(Page and application data records)
===============
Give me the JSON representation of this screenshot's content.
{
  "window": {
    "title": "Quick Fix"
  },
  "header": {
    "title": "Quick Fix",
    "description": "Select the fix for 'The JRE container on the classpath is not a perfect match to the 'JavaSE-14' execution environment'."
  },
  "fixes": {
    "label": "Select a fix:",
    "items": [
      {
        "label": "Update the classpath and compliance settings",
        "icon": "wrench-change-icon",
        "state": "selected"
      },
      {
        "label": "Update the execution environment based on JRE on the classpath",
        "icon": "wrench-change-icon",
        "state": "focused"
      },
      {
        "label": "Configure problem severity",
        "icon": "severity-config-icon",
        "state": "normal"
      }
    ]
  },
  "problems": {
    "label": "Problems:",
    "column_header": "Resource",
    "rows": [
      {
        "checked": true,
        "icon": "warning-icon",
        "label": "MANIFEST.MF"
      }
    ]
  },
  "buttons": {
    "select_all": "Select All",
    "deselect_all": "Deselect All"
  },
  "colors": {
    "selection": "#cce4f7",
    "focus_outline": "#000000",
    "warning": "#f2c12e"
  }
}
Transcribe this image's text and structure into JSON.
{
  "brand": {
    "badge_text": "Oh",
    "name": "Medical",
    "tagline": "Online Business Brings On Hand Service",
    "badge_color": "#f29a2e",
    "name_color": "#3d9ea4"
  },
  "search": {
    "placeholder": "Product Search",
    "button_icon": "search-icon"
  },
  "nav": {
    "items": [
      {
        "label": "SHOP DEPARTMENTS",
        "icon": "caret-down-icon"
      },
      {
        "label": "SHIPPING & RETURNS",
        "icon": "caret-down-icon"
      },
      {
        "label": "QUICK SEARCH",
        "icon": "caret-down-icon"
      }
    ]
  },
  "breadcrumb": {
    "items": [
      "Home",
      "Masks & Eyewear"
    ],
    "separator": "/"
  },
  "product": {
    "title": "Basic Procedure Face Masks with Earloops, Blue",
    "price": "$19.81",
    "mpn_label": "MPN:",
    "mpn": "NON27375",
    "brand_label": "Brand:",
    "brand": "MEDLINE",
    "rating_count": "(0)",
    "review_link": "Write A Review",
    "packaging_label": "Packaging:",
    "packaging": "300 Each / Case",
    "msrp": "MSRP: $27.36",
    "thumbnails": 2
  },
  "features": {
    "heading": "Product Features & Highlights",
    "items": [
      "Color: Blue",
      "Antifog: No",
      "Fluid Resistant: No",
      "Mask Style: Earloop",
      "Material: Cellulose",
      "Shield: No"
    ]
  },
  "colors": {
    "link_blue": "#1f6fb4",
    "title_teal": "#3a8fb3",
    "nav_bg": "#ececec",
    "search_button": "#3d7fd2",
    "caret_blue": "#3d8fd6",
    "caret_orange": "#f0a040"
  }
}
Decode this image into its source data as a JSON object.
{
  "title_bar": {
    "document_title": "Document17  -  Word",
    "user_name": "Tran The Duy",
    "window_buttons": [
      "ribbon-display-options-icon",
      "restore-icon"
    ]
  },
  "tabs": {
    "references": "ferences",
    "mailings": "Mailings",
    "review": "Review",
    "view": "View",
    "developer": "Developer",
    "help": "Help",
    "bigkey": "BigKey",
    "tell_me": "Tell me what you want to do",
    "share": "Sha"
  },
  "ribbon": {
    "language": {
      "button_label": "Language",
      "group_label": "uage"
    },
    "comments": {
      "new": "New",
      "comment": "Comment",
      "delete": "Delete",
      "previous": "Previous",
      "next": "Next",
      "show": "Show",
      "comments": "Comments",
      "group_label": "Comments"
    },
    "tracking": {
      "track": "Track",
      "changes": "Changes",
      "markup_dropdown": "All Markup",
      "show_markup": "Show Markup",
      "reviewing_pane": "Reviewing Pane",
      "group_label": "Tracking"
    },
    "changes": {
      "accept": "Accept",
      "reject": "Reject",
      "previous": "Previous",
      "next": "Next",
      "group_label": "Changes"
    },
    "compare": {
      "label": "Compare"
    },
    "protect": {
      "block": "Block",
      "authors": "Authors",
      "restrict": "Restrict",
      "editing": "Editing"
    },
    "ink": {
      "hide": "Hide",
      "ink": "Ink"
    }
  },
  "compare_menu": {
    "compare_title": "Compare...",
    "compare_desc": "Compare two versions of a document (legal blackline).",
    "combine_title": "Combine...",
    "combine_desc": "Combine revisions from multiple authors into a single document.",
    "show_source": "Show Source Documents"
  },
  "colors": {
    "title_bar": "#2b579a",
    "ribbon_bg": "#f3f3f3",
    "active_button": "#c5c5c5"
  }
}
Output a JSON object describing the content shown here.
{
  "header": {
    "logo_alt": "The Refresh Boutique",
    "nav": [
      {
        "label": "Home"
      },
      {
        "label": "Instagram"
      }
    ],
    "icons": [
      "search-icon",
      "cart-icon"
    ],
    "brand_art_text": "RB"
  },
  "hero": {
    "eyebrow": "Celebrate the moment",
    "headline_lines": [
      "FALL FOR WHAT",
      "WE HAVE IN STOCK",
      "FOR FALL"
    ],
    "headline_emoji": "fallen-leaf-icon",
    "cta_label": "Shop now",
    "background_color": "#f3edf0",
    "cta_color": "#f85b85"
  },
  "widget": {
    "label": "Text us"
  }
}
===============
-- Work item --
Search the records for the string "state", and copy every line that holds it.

-- The completed task --
        "state": "selected"
        "state": "focused"
        "state": "normal"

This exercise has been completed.